So TJ, while I love your store and your affordable organic goods, stop it with the really good snacks that make it impossible to stop eating.  I have a crazy "tummy" ache due to the seven servings of these impossibly tasty fruity bites.

No more Gummy Tummies for me TJ and I am sorry that it most likely will hit your bottom line.

Thanks again,

The dcc

Thursday, April 12, 2012

Ann Romney's Experience is the Question

Stay at home parents -- moms or dads -- do work. It isn't easy raising children. I know, I was a child and a pain in the ass.  There is no doubt in my mind that those who stay at home contribute to the family and provide real economic benefit to the household.

Now, parents who work full time also raise children. They also do laundry, make dinner or leave early to see kids at said dinner, help with homework, and even sometimes have to deal with the negative consequences of having kids due to pesky social norms.  These parents contribute to the household with both income and to those other areas where stay at home parents provide their primary contributions.

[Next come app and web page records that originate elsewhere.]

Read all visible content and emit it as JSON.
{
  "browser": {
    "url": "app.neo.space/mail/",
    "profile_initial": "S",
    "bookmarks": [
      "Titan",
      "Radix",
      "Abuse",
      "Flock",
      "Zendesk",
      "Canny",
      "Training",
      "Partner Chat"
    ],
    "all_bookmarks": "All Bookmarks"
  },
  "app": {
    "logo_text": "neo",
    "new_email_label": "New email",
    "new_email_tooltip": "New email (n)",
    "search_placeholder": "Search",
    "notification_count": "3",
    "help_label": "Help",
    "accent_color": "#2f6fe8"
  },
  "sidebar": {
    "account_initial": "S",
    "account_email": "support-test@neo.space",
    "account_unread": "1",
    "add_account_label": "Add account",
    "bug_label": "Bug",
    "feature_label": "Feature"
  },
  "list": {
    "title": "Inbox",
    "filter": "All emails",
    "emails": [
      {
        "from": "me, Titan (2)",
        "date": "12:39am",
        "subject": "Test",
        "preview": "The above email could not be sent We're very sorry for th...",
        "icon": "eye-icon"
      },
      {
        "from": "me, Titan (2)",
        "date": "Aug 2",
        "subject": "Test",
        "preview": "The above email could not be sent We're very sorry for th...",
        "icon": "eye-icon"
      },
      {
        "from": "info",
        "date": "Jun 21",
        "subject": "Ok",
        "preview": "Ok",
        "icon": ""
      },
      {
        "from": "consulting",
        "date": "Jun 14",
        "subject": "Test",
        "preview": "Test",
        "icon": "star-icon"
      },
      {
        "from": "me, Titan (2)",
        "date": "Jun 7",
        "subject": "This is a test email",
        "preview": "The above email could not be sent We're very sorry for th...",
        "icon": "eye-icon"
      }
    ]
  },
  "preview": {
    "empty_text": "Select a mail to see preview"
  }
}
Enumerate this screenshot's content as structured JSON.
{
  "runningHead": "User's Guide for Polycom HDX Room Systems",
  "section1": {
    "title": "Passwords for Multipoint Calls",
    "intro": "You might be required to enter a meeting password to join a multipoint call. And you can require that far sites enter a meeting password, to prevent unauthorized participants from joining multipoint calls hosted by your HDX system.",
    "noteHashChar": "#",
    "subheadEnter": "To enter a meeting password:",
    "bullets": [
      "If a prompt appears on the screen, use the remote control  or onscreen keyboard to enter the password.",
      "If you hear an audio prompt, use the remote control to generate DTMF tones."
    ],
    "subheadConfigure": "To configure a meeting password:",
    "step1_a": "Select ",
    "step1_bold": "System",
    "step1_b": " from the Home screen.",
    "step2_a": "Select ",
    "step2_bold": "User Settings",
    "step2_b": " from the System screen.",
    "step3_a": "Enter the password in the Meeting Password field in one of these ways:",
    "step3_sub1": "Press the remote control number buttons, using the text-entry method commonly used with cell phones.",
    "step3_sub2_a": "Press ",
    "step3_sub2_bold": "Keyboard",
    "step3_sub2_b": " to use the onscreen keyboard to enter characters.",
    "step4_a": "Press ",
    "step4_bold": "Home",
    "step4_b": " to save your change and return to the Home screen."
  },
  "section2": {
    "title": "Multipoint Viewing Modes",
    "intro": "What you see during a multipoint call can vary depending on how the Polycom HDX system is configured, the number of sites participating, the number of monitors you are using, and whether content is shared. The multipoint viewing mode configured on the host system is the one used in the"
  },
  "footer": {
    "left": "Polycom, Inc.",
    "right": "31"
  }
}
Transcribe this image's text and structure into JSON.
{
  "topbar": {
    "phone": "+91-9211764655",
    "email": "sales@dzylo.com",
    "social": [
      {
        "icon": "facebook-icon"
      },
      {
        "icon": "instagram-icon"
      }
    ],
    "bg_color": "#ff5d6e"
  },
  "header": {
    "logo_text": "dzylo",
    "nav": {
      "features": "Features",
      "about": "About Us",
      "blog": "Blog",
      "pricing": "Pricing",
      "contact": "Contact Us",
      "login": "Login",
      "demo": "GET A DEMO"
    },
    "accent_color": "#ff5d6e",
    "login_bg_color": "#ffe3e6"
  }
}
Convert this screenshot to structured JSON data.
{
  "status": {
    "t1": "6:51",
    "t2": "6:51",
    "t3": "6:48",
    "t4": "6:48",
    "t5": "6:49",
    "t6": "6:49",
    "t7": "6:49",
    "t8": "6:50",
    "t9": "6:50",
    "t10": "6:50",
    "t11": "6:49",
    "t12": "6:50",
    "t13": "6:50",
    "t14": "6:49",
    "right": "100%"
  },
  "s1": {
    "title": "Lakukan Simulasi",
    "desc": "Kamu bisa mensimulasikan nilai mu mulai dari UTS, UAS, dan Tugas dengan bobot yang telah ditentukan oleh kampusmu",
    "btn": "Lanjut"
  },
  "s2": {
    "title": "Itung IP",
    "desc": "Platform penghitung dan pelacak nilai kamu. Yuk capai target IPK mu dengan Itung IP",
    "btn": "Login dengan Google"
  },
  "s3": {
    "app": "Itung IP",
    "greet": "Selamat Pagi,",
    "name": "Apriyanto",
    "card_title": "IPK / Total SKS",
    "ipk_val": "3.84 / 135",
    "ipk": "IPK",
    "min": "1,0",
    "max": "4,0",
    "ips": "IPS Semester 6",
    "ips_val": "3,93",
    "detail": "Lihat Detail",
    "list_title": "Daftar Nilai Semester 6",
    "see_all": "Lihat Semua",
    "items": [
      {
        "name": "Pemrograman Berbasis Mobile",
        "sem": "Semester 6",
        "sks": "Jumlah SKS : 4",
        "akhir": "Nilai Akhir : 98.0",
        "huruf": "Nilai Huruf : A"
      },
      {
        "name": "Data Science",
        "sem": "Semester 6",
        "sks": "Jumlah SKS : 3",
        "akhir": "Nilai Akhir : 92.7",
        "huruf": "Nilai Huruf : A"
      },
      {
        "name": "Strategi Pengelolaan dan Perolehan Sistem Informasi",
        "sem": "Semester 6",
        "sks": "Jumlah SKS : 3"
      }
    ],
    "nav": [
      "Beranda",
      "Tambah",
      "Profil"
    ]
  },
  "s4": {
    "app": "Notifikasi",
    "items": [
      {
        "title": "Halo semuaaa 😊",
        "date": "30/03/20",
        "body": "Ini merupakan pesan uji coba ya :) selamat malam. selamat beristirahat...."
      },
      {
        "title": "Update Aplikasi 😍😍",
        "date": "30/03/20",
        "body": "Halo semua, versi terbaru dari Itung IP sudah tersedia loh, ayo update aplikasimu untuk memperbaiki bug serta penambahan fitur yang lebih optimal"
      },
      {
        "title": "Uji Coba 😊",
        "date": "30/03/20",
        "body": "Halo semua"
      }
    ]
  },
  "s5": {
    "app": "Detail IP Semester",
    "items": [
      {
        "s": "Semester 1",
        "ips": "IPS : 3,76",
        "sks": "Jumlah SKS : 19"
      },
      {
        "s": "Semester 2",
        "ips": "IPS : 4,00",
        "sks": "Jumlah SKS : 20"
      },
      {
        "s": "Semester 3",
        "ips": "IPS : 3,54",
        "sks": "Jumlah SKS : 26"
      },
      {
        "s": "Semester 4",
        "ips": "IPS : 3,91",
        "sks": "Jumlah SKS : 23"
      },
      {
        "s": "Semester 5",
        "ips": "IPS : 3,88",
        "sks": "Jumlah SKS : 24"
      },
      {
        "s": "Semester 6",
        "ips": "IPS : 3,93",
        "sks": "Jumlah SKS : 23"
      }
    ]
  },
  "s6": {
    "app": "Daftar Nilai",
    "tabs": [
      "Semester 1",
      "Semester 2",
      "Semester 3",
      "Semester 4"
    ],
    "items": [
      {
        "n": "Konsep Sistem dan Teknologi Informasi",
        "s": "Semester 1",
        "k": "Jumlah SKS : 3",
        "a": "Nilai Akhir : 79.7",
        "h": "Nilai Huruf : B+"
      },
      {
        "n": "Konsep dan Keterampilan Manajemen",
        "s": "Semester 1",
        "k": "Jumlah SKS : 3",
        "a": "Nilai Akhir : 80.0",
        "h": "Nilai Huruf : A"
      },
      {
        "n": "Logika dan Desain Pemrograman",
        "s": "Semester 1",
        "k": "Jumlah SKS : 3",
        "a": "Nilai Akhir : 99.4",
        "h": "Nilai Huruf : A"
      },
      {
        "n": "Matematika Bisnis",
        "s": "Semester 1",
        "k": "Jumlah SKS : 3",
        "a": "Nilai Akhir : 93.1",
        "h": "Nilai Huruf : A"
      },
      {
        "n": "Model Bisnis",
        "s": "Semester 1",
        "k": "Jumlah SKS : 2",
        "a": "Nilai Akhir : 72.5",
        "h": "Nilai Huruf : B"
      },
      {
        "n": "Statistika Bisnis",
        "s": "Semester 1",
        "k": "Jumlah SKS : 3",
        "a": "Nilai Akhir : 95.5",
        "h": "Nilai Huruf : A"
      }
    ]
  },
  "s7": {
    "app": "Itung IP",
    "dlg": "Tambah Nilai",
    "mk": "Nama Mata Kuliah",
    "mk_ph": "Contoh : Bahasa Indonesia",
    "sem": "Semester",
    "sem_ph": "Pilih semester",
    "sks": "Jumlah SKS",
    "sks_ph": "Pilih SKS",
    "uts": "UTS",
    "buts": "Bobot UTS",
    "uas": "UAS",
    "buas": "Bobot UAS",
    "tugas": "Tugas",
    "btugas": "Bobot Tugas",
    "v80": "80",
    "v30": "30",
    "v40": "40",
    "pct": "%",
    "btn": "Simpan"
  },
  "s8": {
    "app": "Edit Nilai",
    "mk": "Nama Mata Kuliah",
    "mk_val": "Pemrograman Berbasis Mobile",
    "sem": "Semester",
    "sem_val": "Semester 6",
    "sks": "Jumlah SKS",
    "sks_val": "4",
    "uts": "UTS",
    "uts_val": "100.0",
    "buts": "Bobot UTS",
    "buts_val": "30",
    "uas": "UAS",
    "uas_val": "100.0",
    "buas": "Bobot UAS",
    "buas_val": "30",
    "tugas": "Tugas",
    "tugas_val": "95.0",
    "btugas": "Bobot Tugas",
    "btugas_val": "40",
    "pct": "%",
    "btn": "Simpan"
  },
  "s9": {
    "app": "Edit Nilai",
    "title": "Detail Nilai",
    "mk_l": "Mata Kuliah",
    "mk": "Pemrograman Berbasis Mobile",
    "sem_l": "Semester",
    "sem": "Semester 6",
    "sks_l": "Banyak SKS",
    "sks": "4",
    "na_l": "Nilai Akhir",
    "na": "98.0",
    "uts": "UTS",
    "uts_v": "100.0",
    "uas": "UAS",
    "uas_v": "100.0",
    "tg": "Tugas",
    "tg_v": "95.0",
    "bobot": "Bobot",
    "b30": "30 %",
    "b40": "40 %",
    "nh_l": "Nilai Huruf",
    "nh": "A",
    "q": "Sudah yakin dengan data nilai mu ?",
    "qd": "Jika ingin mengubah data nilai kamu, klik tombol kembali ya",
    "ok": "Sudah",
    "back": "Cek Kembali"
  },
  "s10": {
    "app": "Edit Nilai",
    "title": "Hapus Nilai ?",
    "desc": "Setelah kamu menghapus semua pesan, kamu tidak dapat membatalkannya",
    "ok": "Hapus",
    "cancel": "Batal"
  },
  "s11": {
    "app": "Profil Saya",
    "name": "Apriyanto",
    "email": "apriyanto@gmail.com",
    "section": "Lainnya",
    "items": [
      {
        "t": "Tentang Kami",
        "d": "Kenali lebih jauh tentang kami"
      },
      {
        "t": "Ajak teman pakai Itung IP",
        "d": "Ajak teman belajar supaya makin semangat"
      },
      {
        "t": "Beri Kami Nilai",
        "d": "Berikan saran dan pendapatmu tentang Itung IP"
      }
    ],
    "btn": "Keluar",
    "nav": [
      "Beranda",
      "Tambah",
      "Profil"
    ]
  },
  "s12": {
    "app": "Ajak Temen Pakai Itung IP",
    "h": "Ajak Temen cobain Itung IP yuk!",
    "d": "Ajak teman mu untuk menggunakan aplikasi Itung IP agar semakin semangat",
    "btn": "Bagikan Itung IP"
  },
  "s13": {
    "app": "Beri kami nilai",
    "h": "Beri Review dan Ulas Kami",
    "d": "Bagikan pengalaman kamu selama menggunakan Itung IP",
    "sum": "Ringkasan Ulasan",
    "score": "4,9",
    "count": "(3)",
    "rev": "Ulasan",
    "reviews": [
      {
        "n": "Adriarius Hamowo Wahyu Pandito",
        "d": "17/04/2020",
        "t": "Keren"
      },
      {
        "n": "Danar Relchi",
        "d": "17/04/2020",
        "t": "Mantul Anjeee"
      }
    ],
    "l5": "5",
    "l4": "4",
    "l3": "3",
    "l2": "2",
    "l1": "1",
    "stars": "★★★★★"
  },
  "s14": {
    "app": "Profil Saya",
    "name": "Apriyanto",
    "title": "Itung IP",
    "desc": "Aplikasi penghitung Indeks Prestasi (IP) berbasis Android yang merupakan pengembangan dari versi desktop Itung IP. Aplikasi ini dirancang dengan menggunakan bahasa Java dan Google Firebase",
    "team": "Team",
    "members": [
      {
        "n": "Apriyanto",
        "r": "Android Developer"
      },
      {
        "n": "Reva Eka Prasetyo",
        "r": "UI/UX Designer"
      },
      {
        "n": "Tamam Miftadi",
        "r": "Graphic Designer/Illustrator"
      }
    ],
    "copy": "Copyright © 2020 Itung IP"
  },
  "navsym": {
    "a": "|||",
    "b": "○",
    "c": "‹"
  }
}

All of this being said, Hilary Rosen's resume building statement on CNN yesterday was 100% true and has nothing to do with Ann Romney being a stay at home mom.

The Romney family is rich. Like really rich.  They have people to clean their many homes and cook meals for them. I am sure that there were many times that Ann or Mitt or one of their five boys cooked or cleaned but I would imagine that it wasn't often and it was for recreation rather than out of necessity. As my mother (a working one, for the record) said, "Ann Romney has no more idea what it is like to be a working woman than George H.W. Bush knew about the price of milk in the grocery store."

But that isn't even the whole point.

Tuesday, April 10, 2012

Racing Again

This coming weekend I will race again.

I have not run a 10K race in a long time and I am both excited and a bit worried. My last race at this distance was on a fantastic day for running and I was in great shape. But now I feel like a slob and am way behind in my goal distance for the year. Not to mention my hamstring doesn't seem to like the idea of running up hills all the time.

Current 10K PR = 48:21 (7:40 pace) 

I am nearly certain I can't keep that up for the 6.3 miles. I will try but I don't see it happening. The real bummer in that personal failing is that if I can't keep that pace for a 10K there is no way I will PR next month at the Brooklyn Half. (I need an 8:00 pace for 13.1 miles.)

So yeah, this is a downer post but I am hoping it will help me get back to running more as I have semi-publicly announced that I want to get this goal.

Monday, April 9, 2012

Book Report: City of Dragons

As any of you who read this rarely updated blog know, I moved to San Francisco.

So after reading two books, one based mostly in New York and the other located in the mind of a crazy person during my quest to read 10 books this year, I went to my local independent book store (duh, it is San Francisco) to pick up a novel based in this fine city by the bay.

Now I suppose I should have known -- the author spells her name with an "i" at the end of her name to make an "e" sound.

Needless to say, City of Dragons was not my favorite. In fact I would go so far to call it bad; about three fifths of the book were just alright, one fifth kept me reading due to wanting to know what would happen in this trite excuse of a murder mystery, and the final fifth was painfully overwritten, completely unnecessary, quasi-poetry based prose, that did nothing to further the story and minimally informed the character development.

If you do choose to read this please know you are getting into a somewhat predictable yet completely unfeasible story based on the era in which it is set. The late 1930s and 1940s were not a time of race interaction, feminist empowerment, or any of the other societal commentaries attempted in this book.

One thing I will give the story was that I knew where things were taking place as I read the story. And that is fun.

So, yeah. Don't read this one. But I will say, if Volume 2 of the Miranda Corbie Mystery series was sitting on my book stand and I wasn't reading anything else, I would give Kelli Stanley about 50 pages to get my attention.

1 out of 5 stars